Test results from two other area lakes are still pending.
Blue green algae bacteria
A colony of blue-green algae is shown on a laboratory culture plate (file image)

THUNDER BAY — Laboratory tests of a water sample taken last month at Warnica Lake, in Jacques Township, found no evidence of toxins in blue-green algae.

The Ministry of the Environment took the sample on Aug. 13, and on Aug. 26 confirmed the presence of the potentially harmful algae.

On Monday, the Thunder Bay District Health Unit disclosed that further analysis showed there were no detectable amounts of toxins.

Blue-green algae can pose a health risk to humans and animals.

They are microscopic organisms – cyanobacteria – found naturally in lakes and streams, usually in low numbers. However, they can rapidly increase in warm surface water that receives a lot of sun, and may form blooms that make the water look like green pea soup or turquoise paint. 

Blue-green algae have been found in several lakes in the Thunder Bay district over the past two years, including Madelaine and Icarus Lakes this year, and Hawkeye, Lower Shebandowan, Icarus and Surprise Lakes last year.

The results of recent toxin tests for Madelaine and Icarus Lakes are still ending.

To date,  lab test outcomes reported by the TBDHU in 2019 and 2020 have indicated no detectable levels of toxins, except for one instance where the level was detectable but still within the Ontario drinking water standard.

However, biomedical research scientist Greg Ross of the Northern Ontario School of Medicine warned last year that blue-green algae poses a growing concern across the North.

Ross's work includes the study of cyanobacteria.

He said "We really shouldn't be celebrating that it's maybe cyanobacteria but not toxin-producing, because it could be just around the corner that you could get an infestation of cells that produce toxins."

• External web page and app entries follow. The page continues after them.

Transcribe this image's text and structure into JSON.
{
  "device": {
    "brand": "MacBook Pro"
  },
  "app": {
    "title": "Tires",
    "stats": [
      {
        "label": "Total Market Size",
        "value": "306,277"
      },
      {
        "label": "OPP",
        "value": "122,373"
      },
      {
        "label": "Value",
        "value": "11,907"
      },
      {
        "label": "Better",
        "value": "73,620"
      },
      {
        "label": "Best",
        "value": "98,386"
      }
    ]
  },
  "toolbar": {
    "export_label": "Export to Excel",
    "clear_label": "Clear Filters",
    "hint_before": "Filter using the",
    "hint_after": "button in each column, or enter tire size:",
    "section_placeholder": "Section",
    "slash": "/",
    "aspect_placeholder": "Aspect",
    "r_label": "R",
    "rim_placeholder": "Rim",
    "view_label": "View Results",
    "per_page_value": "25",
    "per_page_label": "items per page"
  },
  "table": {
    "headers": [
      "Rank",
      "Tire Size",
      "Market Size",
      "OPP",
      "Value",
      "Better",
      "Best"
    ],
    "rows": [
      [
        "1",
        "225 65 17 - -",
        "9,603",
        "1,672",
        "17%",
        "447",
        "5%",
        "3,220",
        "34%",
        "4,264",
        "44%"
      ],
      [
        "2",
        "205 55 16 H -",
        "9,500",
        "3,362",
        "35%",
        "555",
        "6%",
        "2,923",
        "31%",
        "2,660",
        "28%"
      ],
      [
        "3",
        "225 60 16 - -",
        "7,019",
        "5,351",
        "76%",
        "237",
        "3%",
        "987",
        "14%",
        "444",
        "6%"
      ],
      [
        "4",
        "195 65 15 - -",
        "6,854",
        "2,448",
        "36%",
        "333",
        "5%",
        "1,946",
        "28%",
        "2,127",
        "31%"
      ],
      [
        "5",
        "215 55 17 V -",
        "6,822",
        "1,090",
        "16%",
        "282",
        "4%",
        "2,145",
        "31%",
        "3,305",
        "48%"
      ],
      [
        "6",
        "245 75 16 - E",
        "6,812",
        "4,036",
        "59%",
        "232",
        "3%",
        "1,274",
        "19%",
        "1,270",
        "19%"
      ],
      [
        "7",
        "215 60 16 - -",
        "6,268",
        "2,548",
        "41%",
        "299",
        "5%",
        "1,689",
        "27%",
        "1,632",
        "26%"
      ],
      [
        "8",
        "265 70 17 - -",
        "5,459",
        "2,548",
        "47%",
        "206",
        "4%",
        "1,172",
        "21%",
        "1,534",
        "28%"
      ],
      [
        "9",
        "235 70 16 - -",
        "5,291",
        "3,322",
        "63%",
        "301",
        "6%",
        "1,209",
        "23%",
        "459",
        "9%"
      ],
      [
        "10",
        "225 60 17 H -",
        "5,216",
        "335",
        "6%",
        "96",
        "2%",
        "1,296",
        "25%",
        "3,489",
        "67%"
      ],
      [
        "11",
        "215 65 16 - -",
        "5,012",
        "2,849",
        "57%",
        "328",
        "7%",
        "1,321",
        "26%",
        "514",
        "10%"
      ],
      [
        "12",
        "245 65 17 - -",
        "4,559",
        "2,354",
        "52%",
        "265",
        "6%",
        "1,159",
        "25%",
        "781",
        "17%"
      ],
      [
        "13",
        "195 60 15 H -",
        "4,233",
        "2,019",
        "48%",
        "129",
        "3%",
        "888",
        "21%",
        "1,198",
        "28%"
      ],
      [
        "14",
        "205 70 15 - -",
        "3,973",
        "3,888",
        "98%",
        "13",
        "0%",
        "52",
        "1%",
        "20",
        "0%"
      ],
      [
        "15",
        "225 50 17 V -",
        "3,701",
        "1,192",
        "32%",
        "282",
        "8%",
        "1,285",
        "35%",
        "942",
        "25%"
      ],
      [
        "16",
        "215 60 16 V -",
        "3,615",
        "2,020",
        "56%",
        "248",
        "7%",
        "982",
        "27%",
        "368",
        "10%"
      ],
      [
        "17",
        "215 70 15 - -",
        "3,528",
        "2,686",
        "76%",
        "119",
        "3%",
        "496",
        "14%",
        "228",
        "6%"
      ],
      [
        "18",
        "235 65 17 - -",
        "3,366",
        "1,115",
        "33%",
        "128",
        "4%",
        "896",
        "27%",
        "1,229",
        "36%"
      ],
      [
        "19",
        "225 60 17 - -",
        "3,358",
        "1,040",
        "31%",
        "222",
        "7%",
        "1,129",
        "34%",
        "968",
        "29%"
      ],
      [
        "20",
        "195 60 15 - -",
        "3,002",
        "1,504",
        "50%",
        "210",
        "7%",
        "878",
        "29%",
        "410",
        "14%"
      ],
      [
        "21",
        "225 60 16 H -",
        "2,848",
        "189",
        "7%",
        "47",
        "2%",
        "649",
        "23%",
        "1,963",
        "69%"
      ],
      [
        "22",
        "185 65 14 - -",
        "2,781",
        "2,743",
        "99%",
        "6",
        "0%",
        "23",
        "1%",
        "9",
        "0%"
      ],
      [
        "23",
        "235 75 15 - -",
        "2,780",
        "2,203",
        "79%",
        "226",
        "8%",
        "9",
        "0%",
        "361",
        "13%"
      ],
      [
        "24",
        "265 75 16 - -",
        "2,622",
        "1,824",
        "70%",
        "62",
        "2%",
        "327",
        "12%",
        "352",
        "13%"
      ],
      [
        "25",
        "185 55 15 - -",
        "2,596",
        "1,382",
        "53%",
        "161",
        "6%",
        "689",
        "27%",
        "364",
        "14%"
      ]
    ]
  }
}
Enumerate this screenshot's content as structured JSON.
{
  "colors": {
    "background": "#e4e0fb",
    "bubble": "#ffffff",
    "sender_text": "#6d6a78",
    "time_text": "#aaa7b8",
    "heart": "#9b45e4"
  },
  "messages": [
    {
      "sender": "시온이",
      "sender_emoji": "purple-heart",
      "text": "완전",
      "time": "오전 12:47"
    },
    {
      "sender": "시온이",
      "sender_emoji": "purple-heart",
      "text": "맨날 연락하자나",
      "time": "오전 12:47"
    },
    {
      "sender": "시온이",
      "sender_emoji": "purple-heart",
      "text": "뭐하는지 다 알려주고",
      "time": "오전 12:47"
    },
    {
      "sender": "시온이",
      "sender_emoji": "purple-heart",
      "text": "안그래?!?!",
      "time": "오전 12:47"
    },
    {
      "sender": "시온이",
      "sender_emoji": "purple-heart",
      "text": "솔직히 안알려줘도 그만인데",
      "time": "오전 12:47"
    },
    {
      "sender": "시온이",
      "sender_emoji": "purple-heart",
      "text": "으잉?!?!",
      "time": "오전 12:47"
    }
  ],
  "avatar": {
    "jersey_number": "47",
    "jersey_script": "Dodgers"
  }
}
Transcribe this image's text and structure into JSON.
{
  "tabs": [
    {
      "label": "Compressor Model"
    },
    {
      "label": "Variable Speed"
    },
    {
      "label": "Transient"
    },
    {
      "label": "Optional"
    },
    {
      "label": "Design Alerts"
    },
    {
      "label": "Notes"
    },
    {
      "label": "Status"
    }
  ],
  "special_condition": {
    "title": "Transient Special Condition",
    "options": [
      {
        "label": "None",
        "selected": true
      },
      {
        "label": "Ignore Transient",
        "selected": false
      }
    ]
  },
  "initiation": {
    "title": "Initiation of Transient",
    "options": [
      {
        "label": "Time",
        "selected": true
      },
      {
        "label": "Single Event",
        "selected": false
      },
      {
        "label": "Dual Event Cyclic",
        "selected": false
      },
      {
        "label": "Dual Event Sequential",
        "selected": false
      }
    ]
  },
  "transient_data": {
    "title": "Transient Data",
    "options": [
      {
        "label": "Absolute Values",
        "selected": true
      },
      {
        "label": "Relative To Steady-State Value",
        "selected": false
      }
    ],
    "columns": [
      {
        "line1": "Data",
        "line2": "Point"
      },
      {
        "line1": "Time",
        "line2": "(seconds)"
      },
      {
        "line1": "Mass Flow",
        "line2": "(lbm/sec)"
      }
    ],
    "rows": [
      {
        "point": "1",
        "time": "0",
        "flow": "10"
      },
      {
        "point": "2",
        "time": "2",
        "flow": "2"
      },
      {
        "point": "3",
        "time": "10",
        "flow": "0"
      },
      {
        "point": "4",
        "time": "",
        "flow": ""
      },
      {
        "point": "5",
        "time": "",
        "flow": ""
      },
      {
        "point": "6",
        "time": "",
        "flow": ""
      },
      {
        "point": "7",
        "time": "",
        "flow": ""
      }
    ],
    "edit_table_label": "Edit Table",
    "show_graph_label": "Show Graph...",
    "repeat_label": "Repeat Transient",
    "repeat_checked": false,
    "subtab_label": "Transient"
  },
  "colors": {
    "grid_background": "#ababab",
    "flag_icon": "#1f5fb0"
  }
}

Ross added that Ontario waterways that previously didn't produce blue-green algae are starting to do so now.